1. Where can one find practice questions on the Matrix Formula?

On the Extramarks website and mobile application, one can find a number of questions and their answers on the Matrix Formula.

2. What are the uses of the Matrix Formula?

Matrix algebra has many uses in both Mathematics and other fields of Science. The description of linearly connected harmonic systems is a general use of matrices in Physics. Further matrix applications are made possible through geometrical optics. In electronics, conventional mesh analysis and nodal analysis result in a set of linear equations that can be expressed as a matrix.
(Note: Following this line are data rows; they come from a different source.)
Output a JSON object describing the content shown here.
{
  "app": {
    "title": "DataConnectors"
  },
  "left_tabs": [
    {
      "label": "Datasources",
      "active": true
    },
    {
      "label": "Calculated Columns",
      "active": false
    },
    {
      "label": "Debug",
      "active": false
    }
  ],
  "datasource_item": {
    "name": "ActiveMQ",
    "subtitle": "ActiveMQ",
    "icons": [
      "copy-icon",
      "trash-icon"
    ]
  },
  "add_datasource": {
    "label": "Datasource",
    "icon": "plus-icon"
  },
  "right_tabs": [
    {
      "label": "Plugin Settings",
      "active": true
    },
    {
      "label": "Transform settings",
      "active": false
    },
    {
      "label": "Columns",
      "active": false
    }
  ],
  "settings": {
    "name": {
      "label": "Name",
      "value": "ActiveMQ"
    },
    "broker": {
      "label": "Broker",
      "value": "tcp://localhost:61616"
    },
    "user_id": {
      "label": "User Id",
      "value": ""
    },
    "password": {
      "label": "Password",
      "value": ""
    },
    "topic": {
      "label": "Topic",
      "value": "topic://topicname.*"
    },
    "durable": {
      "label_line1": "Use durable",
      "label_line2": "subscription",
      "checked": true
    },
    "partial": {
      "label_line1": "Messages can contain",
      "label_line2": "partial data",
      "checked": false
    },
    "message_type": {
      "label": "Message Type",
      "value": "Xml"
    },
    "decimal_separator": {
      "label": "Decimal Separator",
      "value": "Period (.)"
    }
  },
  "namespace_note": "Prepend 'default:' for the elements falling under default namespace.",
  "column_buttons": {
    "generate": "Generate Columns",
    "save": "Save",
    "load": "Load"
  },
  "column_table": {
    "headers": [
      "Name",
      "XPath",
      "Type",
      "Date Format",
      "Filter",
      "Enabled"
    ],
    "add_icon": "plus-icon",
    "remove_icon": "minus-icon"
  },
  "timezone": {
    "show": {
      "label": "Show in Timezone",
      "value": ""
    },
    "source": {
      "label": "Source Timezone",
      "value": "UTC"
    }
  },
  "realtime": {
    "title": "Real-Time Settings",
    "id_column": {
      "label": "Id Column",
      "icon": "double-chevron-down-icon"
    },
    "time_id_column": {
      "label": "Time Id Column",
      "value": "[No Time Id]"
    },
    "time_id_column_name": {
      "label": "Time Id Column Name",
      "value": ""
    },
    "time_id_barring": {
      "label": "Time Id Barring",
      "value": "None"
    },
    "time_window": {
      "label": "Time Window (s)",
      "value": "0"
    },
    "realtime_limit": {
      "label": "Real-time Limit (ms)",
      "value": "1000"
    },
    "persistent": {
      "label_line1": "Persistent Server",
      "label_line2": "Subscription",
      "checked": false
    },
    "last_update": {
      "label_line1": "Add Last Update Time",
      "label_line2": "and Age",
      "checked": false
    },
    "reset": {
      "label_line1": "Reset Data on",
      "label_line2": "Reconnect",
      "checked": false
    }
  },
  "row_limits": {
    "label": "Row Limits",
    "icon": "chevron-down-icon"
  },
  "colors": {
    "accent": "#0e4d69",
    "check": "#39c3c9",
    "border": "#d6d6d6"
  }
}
Matrix-based descriptions of the behaviour of numerous electrical components are possible.